→ WHAT TO WORK ON: Search the records below for the word "Corner", then return every line where it appears.
- - -
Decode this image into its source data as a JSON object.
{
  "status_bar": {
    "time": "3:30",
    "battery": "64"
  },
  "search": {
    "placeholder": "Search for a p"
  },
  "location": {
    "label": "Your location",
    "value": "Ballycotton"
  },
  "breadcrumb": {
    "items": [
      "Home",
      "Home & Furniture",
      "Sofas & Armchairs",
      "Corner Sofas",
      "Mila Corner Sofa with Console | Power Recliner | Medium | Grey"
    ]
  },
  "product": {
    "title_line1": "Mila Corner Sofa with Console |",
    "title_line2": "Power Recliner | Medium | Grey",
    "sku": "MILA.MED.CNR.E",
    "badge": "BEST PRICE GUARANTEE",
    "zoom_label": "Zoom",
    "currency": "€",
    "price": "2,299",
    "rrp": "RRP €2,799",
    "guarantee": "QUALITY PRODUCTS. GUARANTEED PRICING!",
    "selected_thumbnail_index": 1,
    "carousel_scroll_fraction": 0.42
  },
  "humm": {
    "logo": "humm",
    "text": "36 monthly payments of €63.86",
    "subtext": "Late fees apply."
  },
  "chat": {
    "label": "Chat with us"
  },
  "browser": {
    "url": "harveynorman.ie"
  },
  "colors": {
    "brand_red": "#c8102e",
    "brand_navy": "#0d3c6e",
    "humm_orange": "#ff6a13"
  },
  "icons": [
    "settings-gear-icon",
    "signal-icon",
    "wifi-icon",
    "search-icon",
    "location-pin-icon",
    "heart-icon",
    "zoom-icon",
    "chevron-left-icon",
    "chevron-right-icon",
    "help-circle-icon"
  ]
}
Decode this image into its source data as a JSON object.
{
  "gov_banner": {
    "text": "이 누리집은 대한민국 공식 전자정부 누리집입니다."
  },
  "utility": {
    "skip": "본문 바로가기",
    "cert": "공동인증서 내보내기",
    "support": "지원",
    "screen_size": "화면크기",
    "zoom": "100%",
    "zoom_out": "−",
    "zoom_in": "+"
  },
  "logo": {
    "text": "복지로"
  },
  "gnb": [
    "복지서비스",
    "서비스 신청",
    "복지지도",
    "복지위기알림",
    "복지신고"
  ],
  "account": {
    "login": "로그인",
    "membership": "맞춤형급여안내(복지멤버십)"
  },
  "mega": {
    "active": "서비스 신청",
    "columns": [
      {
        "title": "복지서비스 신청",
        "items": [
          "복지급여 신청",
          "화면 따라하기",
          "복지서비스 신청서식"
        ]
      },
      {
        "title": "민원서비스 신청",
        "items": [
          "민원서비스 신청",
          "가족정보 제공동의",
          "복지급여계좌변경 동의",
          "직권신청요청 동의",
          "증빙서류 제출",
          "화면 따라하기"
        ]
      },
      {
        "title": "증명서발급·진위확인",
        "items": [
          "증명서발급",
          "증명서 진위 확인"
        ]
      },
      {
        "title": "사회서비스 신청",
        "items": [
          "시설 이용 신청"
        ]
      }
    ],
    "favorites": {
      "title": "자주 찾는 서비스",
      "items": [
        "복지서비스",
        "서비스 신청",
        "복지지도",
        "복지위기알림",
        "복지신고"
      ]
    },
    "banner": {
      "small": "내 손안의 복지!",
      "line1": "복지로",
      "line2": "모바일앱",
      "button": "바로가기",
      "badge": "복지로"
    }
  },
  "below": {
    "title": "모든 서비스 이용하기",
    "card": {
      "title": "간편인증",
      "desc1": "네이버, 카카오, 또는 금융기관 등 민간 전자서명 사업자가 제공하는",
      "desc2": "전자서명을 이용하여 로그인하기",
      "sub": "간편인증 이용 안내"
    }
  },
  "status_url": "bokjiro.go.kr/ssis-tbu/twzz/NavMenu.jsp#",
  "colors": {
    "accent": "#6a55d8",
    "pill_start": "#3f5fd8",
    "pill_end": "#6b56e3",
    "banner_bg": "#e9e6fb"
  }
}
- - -
→ COMPLETED TASK:
      "Corner Sofas",
      "Mila Corner Sofa with Console | Power Recliner | Medium | Grey"
    "title_line1": "Mila Corner Sofa with Console |",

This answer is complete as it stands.